However, it wasn’t the pressure of international competition that caused the 23-year-old to lose confidence in her strong body, it was when she entered the competition show, “Dancing with the Stars” on ABC.
“When I first went on (DWTS), I was 16, and I turned 17 on the show,” she said. “Going from this strict, regimented schedule to going through puberty on national TV and gaining weight, and just being kind of a huge target for criticism, was just really difficult for me.”
The stress of being in the Hollywood spotlight got to Johnson. “I felt like every site you went to, there was a fad, or a trend, or a diet, or ‘look like this girl on the red carpet,’ or ‘the only way you could become good enough is if you do this,’” Johnson says.
As she overcame her issues, Johnson was inspired to co-found, The Body Department, a website for young girls about fitness and nutrition. “For me, it was kind of like, what if I could build a place for these girls to go that was just as cool, but there is no negative association?
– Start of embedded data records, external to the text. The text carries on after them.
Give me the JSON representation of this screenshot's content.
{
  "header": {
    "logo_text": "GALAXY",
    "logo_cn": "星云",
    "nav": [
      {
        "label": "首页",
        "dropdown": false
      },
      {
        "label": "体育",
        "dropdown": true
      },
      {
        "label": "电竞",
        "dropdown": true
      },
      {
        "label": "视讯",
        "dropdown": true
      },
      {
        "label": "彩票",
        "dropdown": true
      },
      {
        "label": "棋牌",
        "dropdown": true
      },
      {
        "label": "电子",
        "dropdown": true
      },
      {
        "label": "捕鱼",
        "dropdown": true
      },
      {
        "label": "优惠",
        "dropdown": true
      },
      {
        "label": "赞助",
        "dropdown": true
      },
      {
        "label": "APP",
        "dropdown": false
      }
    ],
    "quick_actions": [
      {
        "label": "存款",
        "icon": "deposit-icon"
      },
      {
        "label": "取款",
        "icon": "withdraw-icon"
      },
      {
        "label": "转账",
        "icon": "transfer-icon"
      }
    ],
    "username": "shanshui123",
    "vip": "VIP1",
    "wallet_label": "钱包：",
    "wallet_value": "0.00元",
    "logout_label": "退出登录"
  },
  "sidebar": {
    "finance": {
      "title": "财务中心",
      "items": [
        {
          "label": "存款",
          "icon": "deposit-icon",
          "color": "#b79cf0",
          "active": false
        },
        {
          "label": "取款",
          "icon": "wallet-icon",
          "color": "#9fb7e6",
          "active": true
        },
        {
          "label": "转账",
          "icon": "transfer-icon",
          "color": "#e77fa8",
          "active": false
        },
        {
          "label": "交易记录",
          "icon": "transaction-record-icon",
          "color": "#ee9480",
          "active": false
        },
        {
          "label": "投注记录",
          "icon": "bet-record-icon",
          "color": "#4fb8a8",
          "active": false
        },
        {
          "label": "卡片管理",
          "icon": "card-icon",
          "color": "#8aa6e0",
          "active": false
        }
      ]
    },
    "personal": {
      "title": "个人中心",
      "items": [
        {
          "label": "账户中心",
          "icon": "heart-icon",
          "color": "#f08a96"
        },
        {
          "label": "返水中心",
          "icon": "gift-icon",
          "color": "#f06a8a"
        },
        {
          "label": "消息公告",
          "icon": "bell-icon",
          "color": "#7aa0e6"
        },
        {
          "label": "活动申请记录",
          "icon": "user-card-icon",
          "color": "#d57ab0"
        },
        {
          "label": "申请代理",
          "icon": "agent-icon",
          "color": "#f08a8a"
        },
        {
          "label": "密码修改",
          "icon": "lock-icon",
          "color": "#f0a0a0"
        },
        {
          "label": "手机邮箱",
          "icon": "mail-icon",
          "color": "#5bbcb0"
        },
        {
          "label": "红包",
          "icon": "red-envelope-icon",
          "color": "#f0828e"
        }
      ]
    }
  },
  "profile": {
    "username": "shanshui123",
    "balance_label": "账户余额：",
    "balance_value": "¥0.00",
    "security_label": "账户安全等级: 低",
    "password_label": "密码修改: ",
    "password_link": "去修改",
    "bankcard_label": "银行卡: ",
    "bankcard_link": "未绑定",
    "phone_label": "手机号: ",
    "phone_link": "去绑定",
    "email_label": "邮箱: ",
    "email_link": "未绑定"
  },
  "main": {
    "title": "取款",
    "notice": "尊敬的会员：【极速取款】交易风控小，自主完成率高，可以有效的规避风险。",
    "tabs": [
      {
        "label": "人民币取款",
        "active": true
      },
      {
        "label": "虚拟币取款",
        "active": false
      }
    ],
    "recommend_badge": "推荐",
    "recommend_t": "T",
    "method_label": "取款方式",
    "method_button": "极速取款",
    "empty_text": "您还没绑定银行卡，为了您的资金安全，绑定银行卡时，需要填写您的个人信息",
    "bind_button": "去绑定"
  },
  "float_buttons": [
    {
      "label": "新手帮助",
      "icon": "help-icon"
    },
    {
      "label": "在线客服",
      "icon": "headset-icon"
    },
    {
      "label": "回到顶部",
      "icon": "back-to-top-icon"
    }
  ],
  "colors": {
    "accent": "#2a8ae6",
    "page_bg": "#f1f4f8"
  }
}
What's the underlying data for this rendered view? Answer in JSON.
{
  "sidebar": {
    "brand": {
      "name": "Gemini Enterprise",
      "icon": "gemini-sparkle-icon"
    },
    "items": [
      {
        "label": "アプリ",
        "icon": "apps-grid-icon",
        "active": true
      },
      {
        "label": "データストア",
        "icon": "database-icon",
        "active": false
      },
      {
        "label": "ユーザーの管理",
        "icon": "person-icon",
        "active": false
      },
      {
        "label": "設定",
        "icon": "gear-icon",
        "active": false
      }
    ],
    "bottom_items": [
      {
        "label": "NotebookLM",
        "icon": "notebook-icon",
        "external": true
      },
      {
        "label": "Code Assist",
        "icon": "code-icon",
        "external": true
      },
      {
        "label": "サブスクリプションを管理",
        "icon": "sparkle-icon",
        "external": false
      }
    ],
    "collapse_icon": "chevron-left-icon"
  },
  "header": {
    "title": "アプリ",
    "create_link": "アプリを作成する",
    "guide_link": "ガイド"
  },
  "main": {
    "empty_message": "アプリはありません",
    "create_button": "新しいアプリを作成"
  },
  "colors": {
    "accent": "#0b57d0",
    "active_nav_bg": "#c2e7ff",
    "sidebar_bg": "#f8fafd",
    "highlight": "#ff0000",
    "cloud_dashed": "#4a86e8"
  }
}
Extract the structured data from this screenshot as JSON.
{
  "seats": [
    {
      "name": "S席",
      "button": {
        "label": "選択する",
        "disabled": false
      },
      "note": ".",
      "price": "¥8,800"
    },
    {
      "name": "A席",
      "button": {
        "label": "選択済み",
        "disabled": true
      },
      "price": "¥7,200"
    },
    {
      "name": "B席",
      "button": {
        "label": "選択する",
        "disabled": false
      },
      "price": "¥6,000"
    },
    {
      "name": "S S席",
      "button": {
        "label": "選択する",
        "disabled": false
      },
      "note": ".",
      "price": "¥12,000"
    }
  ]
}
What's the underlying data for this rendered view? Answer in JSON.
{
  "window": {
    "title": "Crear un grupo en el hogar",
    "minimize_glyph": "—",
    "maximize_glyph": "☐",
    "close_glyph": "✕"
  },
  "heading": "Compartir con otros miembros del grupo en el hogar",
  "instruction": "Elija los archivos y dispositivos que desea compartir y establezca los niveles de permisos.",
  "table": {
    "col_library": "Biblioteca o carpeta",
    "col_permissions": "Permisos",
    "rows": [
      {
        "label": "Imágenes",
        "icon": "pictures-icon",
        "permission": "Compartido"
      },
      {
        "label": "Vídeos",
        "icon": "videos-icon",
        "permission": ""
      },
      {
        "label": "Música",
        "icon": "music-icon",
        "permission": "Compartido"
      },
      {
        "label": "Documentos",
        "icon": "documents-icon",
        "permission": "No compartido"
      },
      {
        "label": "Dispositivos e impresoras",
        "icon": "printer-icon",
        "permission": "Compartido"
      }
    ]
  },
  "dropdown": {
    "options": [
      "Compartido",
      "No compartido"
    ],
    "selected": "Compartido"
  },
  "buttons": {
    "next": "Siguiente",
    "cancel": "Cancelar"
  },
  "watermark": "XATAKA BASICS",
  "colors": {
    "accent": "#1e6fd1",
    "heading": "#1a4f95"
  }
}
It was health, and beauty, and fun, and ‘you’re perfect the way you are — but here are some workouts.’ And it kind of took off.”
In her journey to kick out negative body thoughts, Johnson stopped doing the juice cleanses and diets she forced herself on while competing on “DWTS” in 2008, in which she won the golden trophy, and in 2012 “All Stars” edition, in which she earned 2nd place. She started eating healthy with clean natural foods such as eggs, fish, gluten-free toast, and protein shakes that she makes by mixing frozen bananas, almond milk, a peanut butter, and chocolate protein.
“The most important thing that I would have wished had been ingrained in me when I was little is: Everything in moderation,” Johnson says.“It’s OK to have cookies. It’s OK to have ice cream. It’s OK to indulge — or not. Everything in moderation.”
Johnson also had to re-learn how to work out. Other than gymnastics training, she had no idea how normal people stayed fit. She’d never lifted weights or went running before. Now she’s a certified personal trainer, with an affinity for spin classes and is working towards competing in her first marathon.
“When people see athletes do sites like (The Body Department), they think it’s easy because it’s what we’ve grown up in,” she says. “But something that I haven’t spoken a lot on is that it hasn’t been easy for me. I’ve gone through a huge roller coaster of all the ups and downs. And having gone through all that, I’m at a place where I can help kids and girls and relate to all of them, and say, ‘I understand where you’re at, and I got through it.’”
Even though a recent knee injury keeps Johnson off the mat, she says that she’s “getting back into it. Not to compete, but there’s a tour next year that I could potentially be doing. And of course, she’ll be at the 2016 Olympic games in Rio, to cheer on the U.S. team. which she boasts are “some of the strongest girls I’ve ever seen.”